[Page and application data records]
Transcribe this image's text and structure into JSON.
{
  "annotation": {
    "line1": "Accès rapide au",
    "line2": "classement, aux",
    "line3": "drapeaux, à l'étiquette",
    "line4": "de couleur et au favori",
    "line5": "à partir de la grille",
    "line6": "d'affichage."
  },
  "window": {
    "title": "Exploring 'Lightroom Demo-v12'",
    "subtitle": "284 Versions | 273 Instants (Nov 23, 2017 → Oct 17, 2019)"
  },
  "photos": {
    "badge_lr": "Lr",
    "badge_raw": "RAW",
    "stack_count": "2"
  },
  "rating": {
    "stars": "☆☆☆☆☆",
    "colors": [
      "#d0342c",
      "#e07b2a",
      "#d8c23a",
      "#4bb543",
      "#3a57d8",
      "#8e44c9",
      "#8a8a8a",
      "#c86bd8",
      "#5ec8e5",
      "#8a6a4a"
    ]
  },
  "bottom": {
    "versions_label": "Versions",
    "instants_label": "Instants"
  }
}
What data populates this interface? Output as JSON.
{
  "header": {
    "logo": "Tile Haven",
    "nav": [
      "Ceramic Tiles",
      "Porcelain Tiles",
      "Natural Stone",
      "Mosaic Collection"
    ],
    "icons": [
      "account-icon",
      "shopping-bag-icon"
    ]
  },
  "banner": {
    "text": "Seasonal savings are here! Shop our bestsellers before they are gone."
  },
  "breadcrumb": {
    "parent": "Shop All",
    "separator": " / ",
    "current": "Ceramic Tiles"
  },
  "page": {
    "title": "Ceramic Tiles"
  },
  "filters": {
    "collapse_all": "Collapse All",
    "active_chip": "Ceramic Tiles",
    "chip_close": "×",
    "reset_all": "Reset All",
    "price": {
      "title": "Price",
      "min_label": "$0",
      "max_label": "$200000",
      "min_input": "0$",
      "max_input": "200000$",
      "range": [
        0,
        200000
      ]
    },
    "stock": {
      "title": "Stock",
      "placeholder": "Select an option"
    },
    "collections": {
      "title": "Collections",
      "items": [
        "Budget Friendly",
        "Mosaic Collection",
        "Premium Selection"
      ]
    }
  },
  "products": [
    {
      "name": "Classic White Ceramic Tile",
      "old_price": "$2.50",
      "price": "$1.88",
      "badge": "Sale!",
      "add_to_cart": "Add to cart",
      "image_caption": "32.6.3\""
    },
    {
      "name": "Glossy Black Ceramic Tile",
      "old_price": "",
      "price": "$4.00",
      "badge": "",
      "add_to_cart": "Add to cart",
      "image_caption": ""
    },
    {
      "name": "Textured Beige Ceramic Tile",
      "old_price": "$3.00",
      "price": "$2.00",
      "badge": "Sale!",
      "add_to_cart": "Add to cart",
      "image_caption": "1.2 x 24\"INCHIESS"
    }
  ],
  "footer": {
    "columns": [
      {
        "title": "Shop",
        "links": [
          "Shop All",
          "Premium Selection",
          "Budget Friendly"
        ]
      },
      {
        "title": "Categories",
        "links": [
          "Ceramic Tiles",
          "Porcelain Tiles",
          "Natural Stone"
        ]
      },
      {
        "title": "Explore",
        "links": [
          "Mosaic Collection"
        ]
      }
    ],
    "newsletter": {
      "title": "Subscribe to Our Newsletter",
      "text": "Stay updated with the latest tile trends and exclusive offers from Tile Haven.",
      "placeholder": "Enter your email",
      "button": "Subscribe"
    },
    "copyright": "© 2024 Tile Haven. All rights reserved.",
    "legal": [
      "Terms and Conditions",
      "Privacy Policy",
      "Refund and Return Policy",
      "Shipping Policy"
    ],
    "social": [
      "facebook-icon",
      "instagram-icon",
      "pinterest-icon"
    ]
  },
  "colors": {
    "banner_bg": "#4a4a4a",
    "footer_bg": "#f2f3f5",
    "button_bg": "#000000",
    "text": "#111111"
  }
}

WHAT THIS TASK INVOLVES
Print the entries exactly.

RESULT OF THE EXERCISE
Transcribe this image's text and structure into JSON.
{
  "annotation": {
    "line1": "Accès rapide au",
    "line2": "classement, aux",
    "line3": "drapeaux, à l'étiquette",
    "line4": "de couleur et au favori",
    "line5": "à partir de la grille",
    "line6": "d'affichage."
  },
  "window": {
    "title": "Exploring 'Lightroom Demo-v12'",
    "subtitle": "284 Versions | 273 Instants (Nov 23, 2017 → Oct 17, 2019)"
  },
  "photos": {
    "badge_lr": "Lr",
    "badge_raw": "RAW",
    "stack_count": "2"
  },
  "rating": {
    "stars": "☆☆☆☆☆",
    "colors": [
      "#d0342c",
      "#e07b2a",
      "#d8c23a",
      "#4bb543",
      "#3a57d8",
      "#8e44c9",
      "#8a8a8a",
      "#c86bd8",
      "#5ec8e5",
      "#8a6a4a"
    ]
  },
  "bottom": {
    "versions_label": "Versions",
    "instants_label": "Instants"
  }
}
What data populates this interface? Output as JSON.
{
  "header": {
    "logo": "Tile Haven",
    "nav": [
      "Ceramic Tiles",
      "Porcelain Tiles",
      "Natural Stone",
      "Mosaic Collection"
    ],
    "icons": [
      "account-icon",
      "shopping-bag-icon"
    ]
  },
  "banner": {
    "text": "Seasonal savings are here! Shop our bestsellers before they are gone."
  },
  "breadcrumb": {
    "parent": "Shop All",
    "separator": " / ",
    "current": "Ceramic Tiles"
  },
  "page": {
    "title": "Ceramic Tiles"
  },
  "filters": {
    "collapse_all": "Collapse All",
    "active_chip": "Ceramic Tiles",
    "chip_close": "×",
    "reset_all": "Reset All",
    "price": {
      "title": "Price",
      "min_label": "$0",
      "max_label": "$200000",
      "min_input": "0$",
      "max_input": "200000$",
      "range": [
        0,
        200000
      ]
    },
    "stock": {
      "title": "Stock",
      "placeholder": "Select an option"
    },
    "collections": {
      "title": "Collections",
      "items": [
        "Budget Friendly",
        "Mosaic Collection",
        "Premium Selection"
      ]
    }
  },
  "products": [
    {
      "name": "Classic White Ceramic Tile",
      "old_price": "$2.50",
      "price": "$1.88",
      "badge": "Sale!",
      "add_to_cart": "Add to cart",
      "image_caption": "32.6.3\""
    },
    {
      "name": "Glossy Black Ceramic Tile",
      "old_price": "",
      "price": "$4.00",
      "badge": "",
      "add_to_cart": "Add to cart",
      "image_caption": ""
    },
    {
      "name": "Textured Beige Ceramic Tile",
      "old_price": "$3.00",
      "price": "$2.00",
      "badge": "Sale!",
      "add_to_cart": "Add to cart",
      "image_caption": "1.2 x 24\"INCHIESS"
    }
  ],
  "footer": {
    "columns": [
      {
        "title": "Shop",
        "links": [
          "Shop All",
          "Premium Selection",
          "Budget Friendly"
        ]
      },
      {
        "title": "Categories",
        "links": [
          "Ceramic Tiles",
          "Porcelain Tiles",
          "Natural Stone"
        ]
      },
      {
        "title": "Explore",
        "links": [
          "Mosaic Collection"
        ]
      }
    ],
    "newsletter": {
      "title": "Subscribe to Our Newsletter",
      "text": "Stay updated with the latest tile trends and exclusive offers from Tile Haven.",
      "placeholder": "Enter your email",
      "button": "Subscribe"
    },
    "copyright": "© 2024 Tile Haven. All rights reserved.",
    "legal": [
      "Terms and Conditions",
      "Privacy Policy",
      "Refund and Return Policy",
      "Shipping Policy"
    ],
    "social": [
      "facebook-icon",
      "instagram-icon",
      "pinterest-icon"
    ]
  },
  "colors": {
    "banner_bg": "#4a4a4a",
    "footer_bg": "#f2f3f5",
    "button_bg": "#000000",
    "text": "#111111"
  }
}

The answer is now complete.